The best plans direct not only the Who, What, When and Where of the response, but also the How, Why and Why Not across all plans, all teams and all sites.
First and foremost, plans must be action oriented. The action tasks must contain only information that is needed at the time of event. It must be concise and direct the sequence and execution of recovery tasks, but not be so voluminous that it becomes overwhelming. Phrases like “The plan has the following objectives” and “This plan assumes that no two sites will be impacted at the same time…” are good clues that you might not have an action oriented plan.
Plans must address all seven stages of recovery. Stage 1 is React to the Event during which the incident is first reported, life safety issues are addressed, disaster impact is assessed, recovery teams are notified, personnel is mobilized and deployed and the recovery plan is officially activated. Stage 2 is Respond to the Situation during which the organization mounts its planned response to the damage and impact caused by the event. Stage 3 is Recover the IT and Work Applications during which basic hardware and software, file systems and data, and business and communications infrastructure is restored at the alternate sites. Stage 4 addresses Restoration of Applications and data and databases to a synchronized point in time. Stage 5 then deals with Resumption of Business processing by coordinating with departmental business resumption plans to re-enter lost data and to input bridging transactions as the foundation to resumed business processing at the alternate site. Stage 6 addresses the complexities involved with the Return to the Impacted Site which effectively reverses all of the activities of the first five stages to reclaim the home site.
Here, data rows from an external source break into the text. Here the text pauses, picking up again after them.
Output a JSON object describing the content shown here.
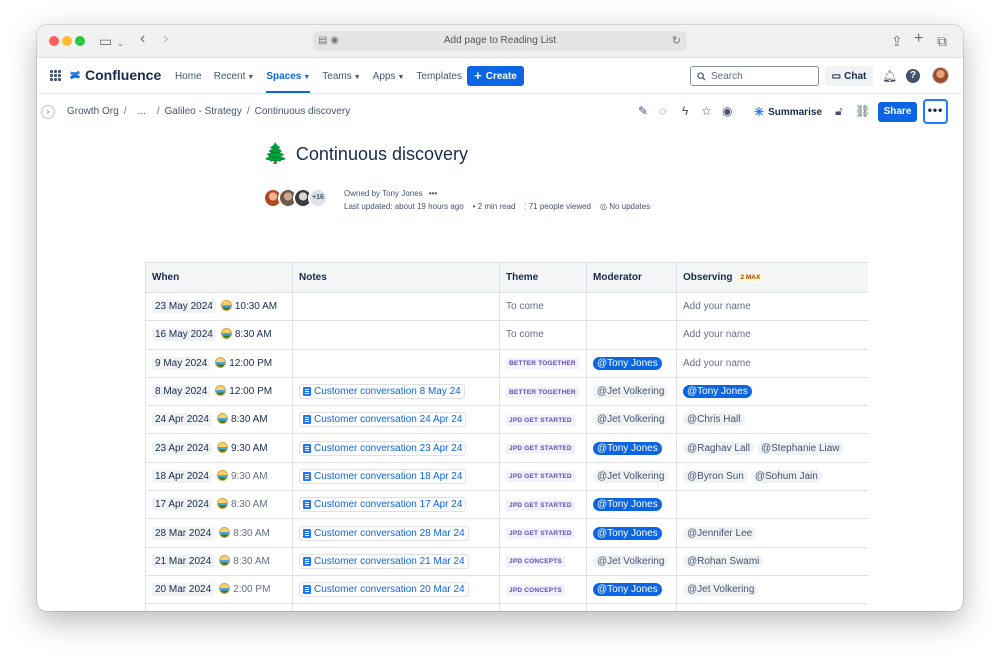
{
  "browser": {
    "address_text": "Add page to Reading List"
  },
  "header": {
    "product_name": "Confluence",
    "nav": [
      {
        "label": "Home",
        "dropdown": false
      },
      {
        "label": "Recent",
        "dropdown": true
      },
      {
        "label": "Spaces",
        "dropdown": true,
        "active": true
      },
      {
        "label": "Teams",
        "dropdown": true
      },
      {
        "label": "Apps",
        "dropdown": true
      },
      {
        "label": "Templates",
        "dropdown": false
      }
    ],
    "create_label": "Create",
    "search_placeholder": "Search",
    "chat_label": "Chat",
    "help_glyph": "?"
  },
  "pagebar": {
    "breadcrumbs": [
      "Growth Org",
      "...",
      "Galileo - Strategy",
      "Continuous discovery"
    ],
    "summarise_label": "Summarise",
    "share_label": "Share",
    "more_glyph": "•••"
  },
  "page": {
    "emoji": "🌲",
    "title": "Continuous discovery",
    "contributors_more": "+16",
    "owned_by": "Owned by Tony Jones",
    "last_updated": "Last updated: about 19 hours ago",
    "read_time": "2 min read",
    "views": "71 people viewed",
    "updates": "No updates"
  },
  "table": {
    "headers": {
      "when": "When",
      "notes": "Notes",
      "theme": "Theme",
      "moderator": "Moderator",
      "observing": "Observing",
      "observing_badge": "2 MAX"
    },
    "rows": [
      {
        "date": "23 May 2024",
        "time": "10:30 AM",
        "time_dim": false,
        "note": "",
        "theme": "To come",
        "theme_type": "text",
        "moderator": "",
        "moderator_me": false,
        "observers": [],
        "observer_placeholder": "Add your name"
      },
      {
        "date": "16 May 2024",
        "time": "8:30 AM",
        "time_dim": false,
        "note": "",
        "theme": "To come",
        "theme_type": "text",
        "moderator": "",
        "moderator_me": false,
        "observers": [],
        "observer_placeholder": "Add your name"
      },
      {
        "date": "9 May 2024",
        "time": "12:00 PM",
        "time_dim": false,
        "note": "",
        "theme": "BETTER TOGETHER",
        "theme_type": "lozenge",
        "moderator": "@Tony Jones",
        "moderator_me": true,
        "observers": [],
        "observer_placeholder": "Add your name"
      },
      {
        "date": "8 May 2024",
        "time": "12:00 PM",
        "time_dim": false,
        "note": "Customer conversation 8 May 24",
        "theme": "BETTER TOGETHER",
        "theme_type": "lozenge",
        "moderator": "@Jet Volkering",
        "moderator_me": false,
        "observers": [
          {
            "name": "@Tony Jones",
            "me": true
          }
        ],
        "observer_placeholder": ""
      },
      {
        "date": "24 Apr 2024",
        "time": "8:30 AM",
        "time_dim": false,
        "note": "Customer conversation 24 Apr 24",
        "theme": "JPD GET STARTED",
        "theme_type": "lozenge",
        "moderator": "@Jet Volkering",
        "moderator_me": false,
        "observers": [
          {
            "name": "@Chris Hall",
            "me": false
          }
        ],
        "observer_placeholder": ""
      },
      {
        "date": "23 Apr 2024",
        "time": "9:30 AM",
        "time_dim": false,
        "note": "Customer conversation 23 Apr 24",
        "theme": "JPD GET STARTED",
        "theme_type": "lozenge",
        "moderator": "@Tony Jones",
        "moderator_me": true,
        "observers": [
          {
            "name": "@Raghav Lall",
            "me": false
          },
          {
            "name": "@Stephanie Liaw",
            "me": false
          }
        ],
        "observer_placeholder": ""
      },
      {
        "date": "18 Apr 2024",
        "time": "9:30 AM",
        "time_dim": true,
        "note": "Customer conversation 18 Apr 24",
        "theme": "JPD GET STARTED",
        "theme_type": "lozenge",
        "moderator": "@Jet Volkering",
        "moderator_me": false,
        "observers": [
          {
            "name": "@Byron Sun",
            "me": false
          },
          {
            "name": "@Sohum Jain",
            "me": false
          }
        ],
        "observer_placeholder": ""
      },
      {
        "date": "17 Apr 2024",
        "time": "8:30 AM",
        "time_dim": true,
        "note": "Customer conversation 17 Apr 24",
        "theme": "JPD GET STARTED",
        "theme_type": "lozenge",
        "moderator": "@Tony Jones",
        "moderator_me": true,
        "observers": [],
        "observer_placeholder": ""
      },
      {
        "date": "28 Mar 2024",
        "time": "8:30 AM",
        "time_dim": true,
        "note": "Customer conversation 28 Mar 24",
        "theme": "JPD GET STARTED",
        "theme_type": "lozenge",
        "moderator": "@Tony Jones",
        "moderator_me": true,
        "observers": [
          {
            "name": "@Jennifer Lee",
            "me": false
          }
        ],
        "observer_placeholder": ""
      },
      {
        "date": "21 Mar 2024",
        "time": "8:30 AM",
        "time_dim": true,
        "note": "Customer conversation 21 Mar 24",
        "theme": "JPD CONCEPTS",
        "theme_type": "lozenge",
        "moderator": "@Jet Volkering",
        "moderator_me": false,
        "observers": [
          {
            "name": "@Rohan Swami",
            "me": false
          }
        ],
        "observer_placeholder": ""
      },
      {
        "date": "20 Mar 2024",
        "time": "2:00 PM",
        "time_dim": true,
        "note": "Customer conversation 20 Mar 24",
        "theme": "JPD CONCEPTS",
        "theme_type": "lozenge",
        "moderator": "@Tony Jones",
        "moderator_me": true,
        "observers": [
          {
            "name": "@Jet Volkering",
            "me": false
          }
        ],
        "observer_placeholder": ""
      },
      {
        "date": "",
        "time": "",
        "time_dim": false,
        "note": "",
        "theme": "",
        "theme_type": "text",
        "moderator": "",
        "moderator_me": false,
        "observers": [],
        "observer_placeholder": ""
      }
    ]
  },
  "colors": {
    "brand": "#0c66e4",
    "mention_self_bg": "#0c66e4",
    "lozenge_bg": "#f3f0ff",
    "lozenge_text": "#5e4db2",
    "max_badge_bg": "#fff7d6"
  },
  "icons": {
    "safari": [
      "sidebar-icon",
      "back-icon",
      "forward-icon",
      "share-icon",
      "new-tab-icon",
      "tabs-icon",
      "reader-icon",
      "reload-icon"
    ],
    "header": [
      "app-switcher-icon",
      "confluence-logo-icon",
      "plus-icon",
      "search-icon",
      "chat-icon",
      "notifications-icon",
      "help-icon",
      "avatar"
    ],
    "pagebar": [
      "edit-icon",
      "comment-icon",
      "automation-icon",
      "star-icon",
      "watch-icon",
      "summarise-icon",
      "restrictions-icon",
      "link-icon"
    ]
  }
}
Stage 7 Renormalizes Operations to return to pre-event operating levels.